- [The task]
Only lines containing the string "icons" belong in the answer; copy all of them from the entries.

- [Given records]
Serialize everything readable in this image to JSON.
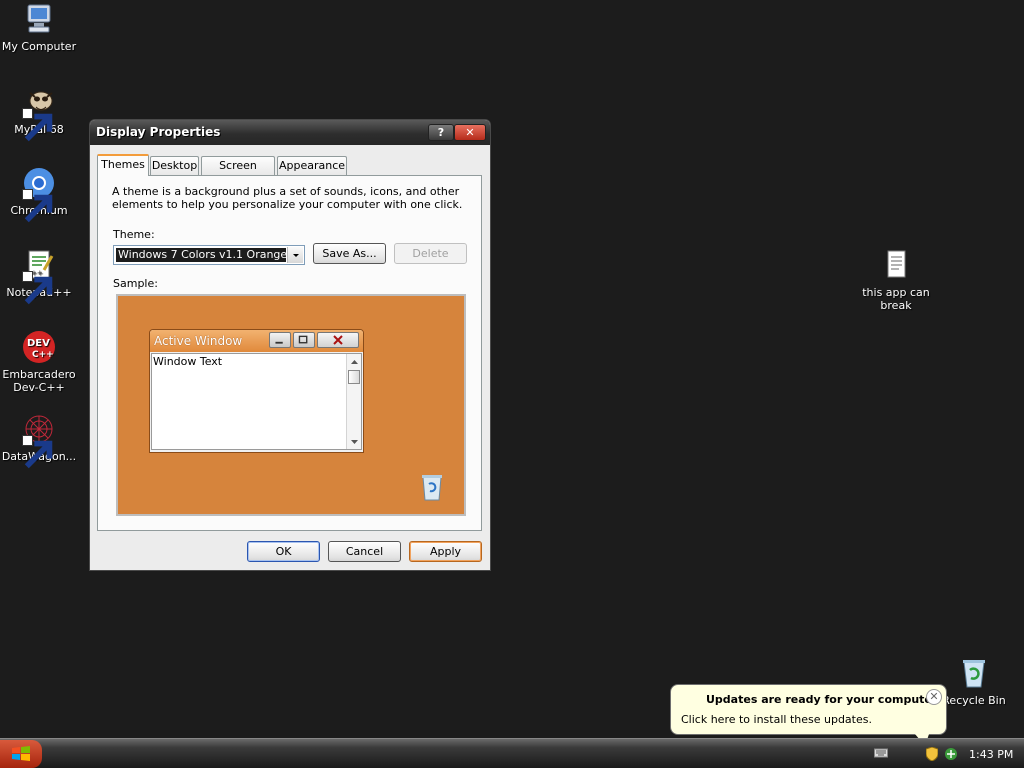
{
  "desktop": {
    "icons": [
      {
        "label": "My Computer"
      },
      {
        "label": "MyPal 68"
      },
      {
        "label": "Chromium"
      },
      {
        "label": "Notepad++"
      },
      {
        "label": "Embarcadero Dev-C++"
      },
      {
        "label": "DataWagon..."
      },
      {
        "label": "this app can break"
      },
      {
        "label": "Recycle Bin"
      }
    ]
  },
  "window": {
    "title": "Display Properties",
    "help_label": "?",
    "close_label": "✕",
    "tabs": [
      {
        "label": "Themes",
        "active": true
      },
      {
        "label": "Desktop"
      },
      {
        "label": "Screen Saver"
      },
      {
        "label": "Appearance"
      }
    ],
    "description": "A theme is a background plus a set of sounds, icons, and other elements to help you personalize your computer with one click.",
    "theme_label": "Theme:",
    "theme_value": "Windows 7 Colors v1.1 Orange",
    "save_as_label": "Save As...",
    "delete_label": "Delete",
    "sample_label": "Sample:",
    "sample": {
      "window_title": "Active Window",
      "window_text": "Window Text",
      "background_color": "#d6843c"
    },
    "buttons": {
      "ok": "OK",
      "cancel": "Cancel",
      "apply": "Apply"
    }
  },
  "taskbar": {
    "clock": "1:43 PM"
  },
  "balloon": {
    "title": "Updates are ready for your computer",
    "text": "Click here to install these updates.",
    "close_label": "✕"
  }
}
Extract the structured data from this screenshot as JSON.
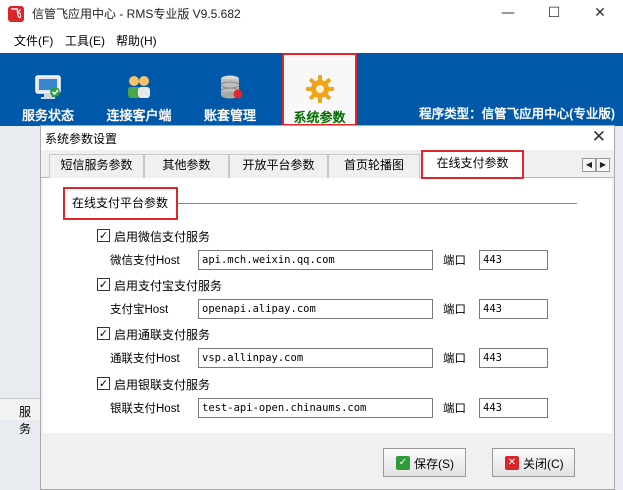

- [Written solution]
    "icons": [
    "description": "A theme is a background plus a set of sounds, icons, and other elements to help you personalize your computer with one click.",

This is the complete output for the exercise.